History of the NIS
A SILVER JUBILEE is a monumental accomplishment for a number of reasons. Twenty-five successful years in the life of any institution is cause for celebration. The persons celebrating are always in awe of the number of years that they have been blessed with, and this is especially so for the National Insurance Services (NIS), formerly called the National Insurance Scheme.
The NIS is the successor to the National Provident Fund which was located at what is now the Port Authority building. It became operational on January 5th, 1987 and is the birth child of Act No. 33, 1986, but its functions are executed in accordance with a number of legislations.
The institution, which has expanded to a much larger headquarters in Kingstown and a service center in Union Island, falls under the portfolio of the Minister of Finance and is governed by a nine-member Board of Directors.
Aiming to provide social safety net to all nationals of St. Vincent and the Grenadines and the Diaspora, the NIS provides sickness, maternity, invalidity, employment injury, funeral and survivors’ benefits to contributors.
Coverage is extended to employed persons, self employed contributors and voluntary contributors from SVG and abroad, within the age group 16 to 60 years.
Under the NIS Act, all workers in St. Vincent and the Grenadines are mandated to make contributions to the National Insurance Services.
Currently, the total rate of contribution is 8% of insurable earnings; the employee is required to pay 3.5%, and this is matched by 4.5% by the employer.

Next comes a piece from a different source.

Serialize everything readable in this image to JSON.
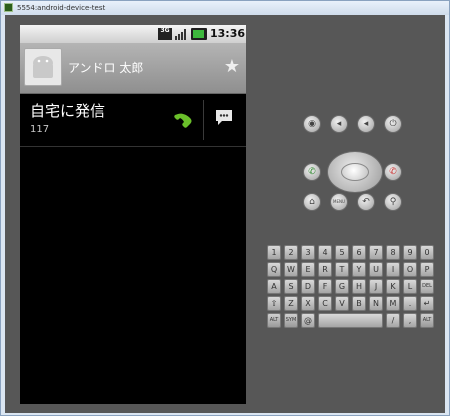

Beyond this social safety net, the NIS prides itself on making strides in contributing to SVG’s national development through numerous outreach programmes.